Bosses were asked their response to requests from male and female employees for a shift in their work hours. They were also asked how they would respond if the request came from professional workers and hourly workers. Lastly, the bosses were also asked their response if the purpose for the request was for childcare or career development.
The survey revealed that professional men were more likely to be granted flextime if they made the request to advance their careers. On the other side of the spectrum, requests from women whether they were professional or paid by the hour were usually not granted. The reason for their flextime request did not matter. Working mothers, especially those who were paid by the hour in low-status jobs, were the least likely to be given an approval for their request.
The study also revealed another interesting facet of the entire situation: Apparently, these managerial biases are unknown to most employees. On the contrary, many women in high-status positions believe that they would most likely be granted the flextime if their request was made for career advancement purposes. Meanwhile, men underestimated their ability to get their requests granted. Obviously, the study showed otherwise.

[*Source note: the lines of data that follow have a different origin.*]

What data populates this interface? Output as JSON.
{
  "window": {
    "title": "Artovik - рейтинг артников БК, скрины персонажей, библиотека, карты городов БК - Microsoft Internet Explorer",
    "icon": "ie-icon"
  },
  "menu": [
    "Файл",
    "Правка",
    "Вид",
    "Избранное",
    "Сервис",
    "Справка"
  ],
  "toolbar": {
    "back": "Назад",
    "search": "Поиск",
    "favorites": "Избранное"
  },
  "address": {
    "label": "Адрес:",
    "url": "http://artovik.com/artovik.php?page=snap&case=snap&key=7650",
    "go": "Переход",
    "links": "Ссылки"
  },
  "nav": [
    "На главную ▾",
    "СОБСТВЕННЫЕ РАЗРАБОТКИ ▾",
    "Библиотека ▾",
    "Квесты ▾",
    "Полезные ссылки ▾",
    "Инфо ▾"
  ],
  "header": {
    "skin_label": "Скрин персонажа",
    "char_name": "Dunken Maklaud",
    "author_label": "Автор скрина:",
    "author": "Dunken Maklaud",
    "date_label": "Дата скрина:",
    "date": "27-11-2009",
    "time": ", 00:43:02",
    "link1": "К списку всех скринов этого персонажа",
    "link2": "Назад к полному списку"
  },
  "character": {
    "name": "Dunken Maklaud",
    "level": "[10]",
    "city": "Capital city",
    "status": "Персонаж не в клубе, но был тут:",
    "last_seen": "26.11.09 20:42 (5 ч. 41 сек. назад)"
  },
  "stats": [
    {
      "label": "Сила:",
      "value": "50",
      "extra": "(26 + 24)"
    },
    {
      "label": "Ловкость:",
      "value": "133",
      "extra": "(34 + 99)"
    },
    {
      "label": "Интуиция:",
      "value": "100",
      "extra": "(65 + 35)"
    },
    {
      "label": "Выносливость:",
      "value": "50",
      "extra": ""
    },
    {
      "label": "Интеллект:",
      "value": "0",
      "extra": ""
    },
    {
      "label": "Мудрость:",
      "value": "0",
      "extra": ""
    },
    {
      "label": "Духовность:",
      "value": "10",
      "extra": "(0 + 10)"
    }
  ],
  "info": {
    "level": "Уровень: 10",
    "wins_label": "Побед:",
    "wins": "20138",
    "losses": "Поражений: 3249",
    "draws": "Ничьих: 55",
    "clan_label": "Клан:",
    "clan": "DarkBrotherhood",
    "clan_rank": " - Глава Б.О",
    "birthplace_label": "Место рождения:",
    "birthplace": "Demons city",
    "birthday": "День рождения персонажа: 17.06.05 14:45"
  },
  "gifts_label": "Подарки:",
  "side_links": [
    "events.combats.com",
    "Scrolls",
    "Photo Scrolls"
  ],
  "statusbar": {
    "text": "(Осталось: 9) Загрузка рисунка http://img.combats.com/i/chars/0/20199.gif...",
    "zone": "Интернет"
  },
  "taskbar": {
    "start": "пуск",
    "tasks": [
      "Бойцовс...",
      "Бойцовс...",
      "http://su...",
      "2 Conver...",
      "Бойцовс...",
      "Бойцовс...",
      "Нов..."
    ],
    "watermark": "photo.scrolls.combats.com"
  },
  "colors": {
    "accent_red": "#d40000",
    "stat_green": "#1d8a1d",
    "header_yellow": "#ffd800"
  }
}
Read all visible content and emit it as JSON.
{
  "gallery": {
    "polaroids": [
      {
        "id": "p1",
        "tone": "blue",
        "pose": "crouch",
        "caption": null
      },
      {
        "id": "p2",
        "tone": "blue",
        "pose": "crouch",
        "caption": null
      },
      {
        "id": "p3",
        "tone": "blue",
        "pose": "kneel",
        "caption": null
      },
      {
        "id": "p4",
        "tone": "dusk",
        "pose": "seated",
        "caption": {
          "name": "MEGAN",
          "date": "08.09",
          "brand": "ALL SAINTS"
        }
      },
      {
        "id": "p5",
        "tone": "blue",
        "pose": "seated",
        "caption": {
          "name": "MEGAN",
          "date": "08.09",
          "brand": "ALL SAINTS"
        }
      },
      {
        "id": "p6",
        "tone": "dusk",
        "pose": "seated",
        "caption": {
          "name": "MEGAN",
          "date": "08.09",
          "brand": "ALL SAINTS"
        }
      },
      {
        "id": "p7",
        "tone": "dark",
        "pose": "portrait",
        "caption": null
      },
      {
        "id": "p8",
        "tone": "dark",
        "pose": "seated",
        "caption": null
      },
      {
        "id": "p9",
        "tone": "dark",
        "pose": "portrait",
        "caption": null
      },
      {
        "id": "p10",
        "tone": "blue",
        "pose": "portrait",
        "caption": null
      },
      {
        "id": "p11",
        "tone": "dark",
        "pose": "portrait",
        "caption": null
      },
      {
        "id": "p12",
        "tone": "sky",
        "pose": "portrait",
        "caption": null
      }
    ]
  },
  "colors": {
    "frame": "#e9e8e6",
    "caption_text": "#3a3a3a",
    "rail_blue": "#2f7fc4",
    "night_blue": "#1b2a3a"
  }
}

The researchers explained the results show the mistrust managers have towards women. Since women appear synonymous with family care, even requests from ambitious women wanting time consideration for career advancement purposes are denied. Managers see women as concealing the real reasons for their request. They think that women should not be granted as many career development opportunities as their male colleagues since there is always that possibility that they would later reduce their work hours or even quit completely when family duties call.
Findings led the researchers to conclude that "managers respect high-status men more than high-status women." In addition, they also think that "people have a fundamental psychological motive to defend and perpetuate the status quo."
Nanette Fondas, writing for Slate, said this reinforces a "gender hierarchy where men have more status and power than women." She insisted that this kind of mistrust, biases and refusals to grant the leave requests to women perpetuates a "cycle of maternal profiling that stalls mothers' careers organization-wide. Managers may not think that one refusal to shift one woman's schedule impacts the whole enterprise, let alone workplace flexibility practices in the United States. But this study, at least, says otherwise."
Written by Nicel Jane Avellana, contributor at r/ally, the mobile collaboration platform that lets you socialize your goals.